Brand: The Glass Books of the Dream Eaters by G W Dahlquist
Brief: Create a groundbreaking pre-launch that generates word of mouth
and drives sales for the hardback book launch
Target audience: Keen book readers and entertainment junkies; people who
actively seek out fresh and original entertainment
Idea and strategy: Michaelides & Bednash
Digital creative: Digit
Online seeding: Holler
Media: Total Media
There are approximately 1,500 books published every week, but only a handful of those ever go on to achieve any success.
This was the stark commercial backdrop for Penguin's brief. It wanted an idea that would reinforce Penguin's reputation as the most original, inventive publishing brand in the country. But far more importantly than this, the company needed an idea that would make a new, dense 750-page hardback, from an unknown author, a publishing success.
The significant insight for the strategy was that reading The Glass Books of the Dream Eaters, with its nail-biting, cliffhanger-style, chapter-endings, was similar to the experience of watching a must-see TV series such as Lost or 24.
Given the similarity of The Glass Books ... to these kinds of TV programmes, Penguin wanted to create a similar kind of "watercooler experience" for readers. To achieve this aim, it took its inspiration from the Victorian writer Charles Dickens, who often published his novels in weekly instalments. The strategy was to serialise The Glass Books ... into chapters, and send these to a limited number of paying subscribers week by week. The marketing for the book was about repackaging it into a shared reading experience - a focal point for word of mouth and PR to drive launch sales of the hardback.
This meant having to invent ways to bring book lovers, opinion leaders and the media together, and encourage them to discuss the book's plot. The idea also fitted neatly with the narrative of the book, which has a very Victorian feel.
- Online: The weekly serialisations were only available for sale online. Readers were encouraged to subscribe in order to receive a chapter a week, delivered to their door. There were a limited number of subscriptions, which were only available for a limited time.

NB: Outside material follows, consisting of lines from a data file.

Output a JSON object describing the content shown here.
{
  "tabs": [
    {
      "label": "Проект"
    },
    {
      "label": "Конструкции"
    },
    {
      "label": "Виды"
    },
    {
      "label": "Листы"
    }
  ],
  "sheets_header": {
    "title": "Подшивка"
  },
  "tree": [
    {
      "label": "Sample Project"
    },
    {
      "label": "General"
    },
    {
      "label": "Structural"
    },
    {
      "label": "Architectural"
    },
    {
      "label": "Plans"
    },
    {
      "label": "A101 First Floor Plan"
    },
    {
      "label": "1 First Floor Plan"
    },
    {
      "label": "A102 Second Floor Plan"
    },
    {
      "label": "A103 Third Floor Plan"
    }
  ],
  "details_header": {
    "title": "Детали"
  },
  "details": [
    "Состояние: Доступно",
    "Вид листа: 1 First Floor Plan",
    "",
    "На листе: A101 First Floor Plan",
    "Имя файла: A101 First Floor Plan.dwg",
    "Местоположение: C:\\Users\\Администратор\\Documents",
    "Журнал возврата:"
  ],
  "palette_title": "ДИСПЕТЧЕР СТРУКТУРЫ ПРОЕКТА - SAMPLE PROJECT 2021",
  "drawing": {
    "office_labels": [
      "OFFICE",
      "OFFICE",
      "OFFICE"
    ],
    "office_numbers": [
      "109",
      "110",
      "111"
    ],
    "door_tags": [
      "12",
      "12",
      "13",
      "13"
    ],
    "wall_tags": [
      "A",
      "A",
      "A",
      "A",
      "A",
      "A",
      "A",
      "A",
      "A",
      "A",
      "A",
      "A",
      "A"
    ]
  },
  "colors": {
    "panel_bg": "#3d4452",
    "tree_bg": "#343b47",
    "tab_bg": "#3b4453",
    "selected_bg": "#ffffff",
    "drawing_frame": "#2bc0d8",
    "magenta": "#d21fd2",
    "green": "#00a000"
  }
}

The campaign kicked off in July 2006, with the launch of the Penguin editor's blog and a site giving readers a rich and multi-layered experience of the book.

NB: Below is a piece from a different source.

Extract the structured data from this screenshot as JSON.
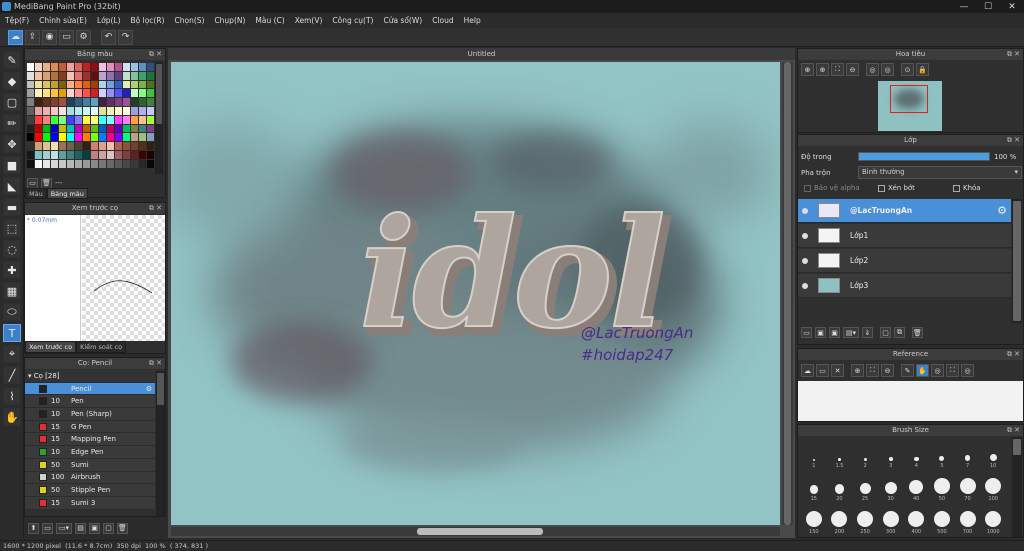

Readers were also led to The Glass Books ... website via PR in traditional press and online seeding. Penguin also ran competitions to win subscriptions.
The Glass Books ... instalments were the top-selling product on the Penguin website in 2006. More importantly, the strategy generated the necessary PR impact to increase the profile of the hardback launch both with the trade and consumers.
The publisher, Penguin, has sold nearly five times as many hardback copies of The Glass Books of the Dream Eaters as a typical literary debut. Waterstone's selected the hardback as its "Book of the Month", and the novel has been hovering just outside of the top ten on the bestseller list for the past four weeks.
THE VERDICT - Mick Rigby, managing partner, Monkey
PR and word of mouth clearly form a major part of Michaelides & Bednash's masterplan for this book. And it has definitely achieved at least one sale. After just 20 minutes spent reading through the literature, website and blogs, I'm sufficiently intrigued to go out and buy one.
But what about the campaign? It certainly seems a departure from your average book promotion. But when so many are published each week, and so few sell in decent numbers, what publishing house is going to risk a big promotional budget on a newcomer? The onus is on the agencies to squeeze every drop of promotional effect from the resources available.
The insight of recreating the "cliffhanger experience" by releasing a chapter a week online is strong; it offers something tangible around which to plan. But in today's world of immediacy and information on-tap, did the weekly release of a chapter run the risk of just pissing people off, or was it a brilliant way of grabbing the audience? I liked it, but I'm undecided if it would appeal to all. The sales figures suggest it was a risk worth taking, but I have a nagging suspicion it could have had a negative effect for some.
But I like the idea of creating a "water-cooler moment" for books. I don't know if this has ever been intentionally tried before, but it taps into a key feature of book buying. Personally, I reckon around half of the books I've bought were recommended by a mate or a colleague - and I'd imagine this is the case for many bookworms. The evidence suggests the campaign didn't generate much of a buzz beyond a few blogs, but I guess this could be down to budget restrictions.
Among the stated objectives of the campaign was to achieve a groundbreaking pre-launch. The category isn't known for its innovation and daring, so the good thoughts and actions here - along with the decent sales figures I've already mentioned - indicate at least a partial success. As for the strategy, that's a trickier question. It's definitely good, but is it great? Again, the evidence is inconclusive - but budget restrictions have clearly played a major part. I wonder if M&B would have achieved a proportionally bigger hit with a bit more marketing spend to play with. If I were Penguin, I might risk giving it a bit more next time, and see what it can really do.
Score: 3 out of 5.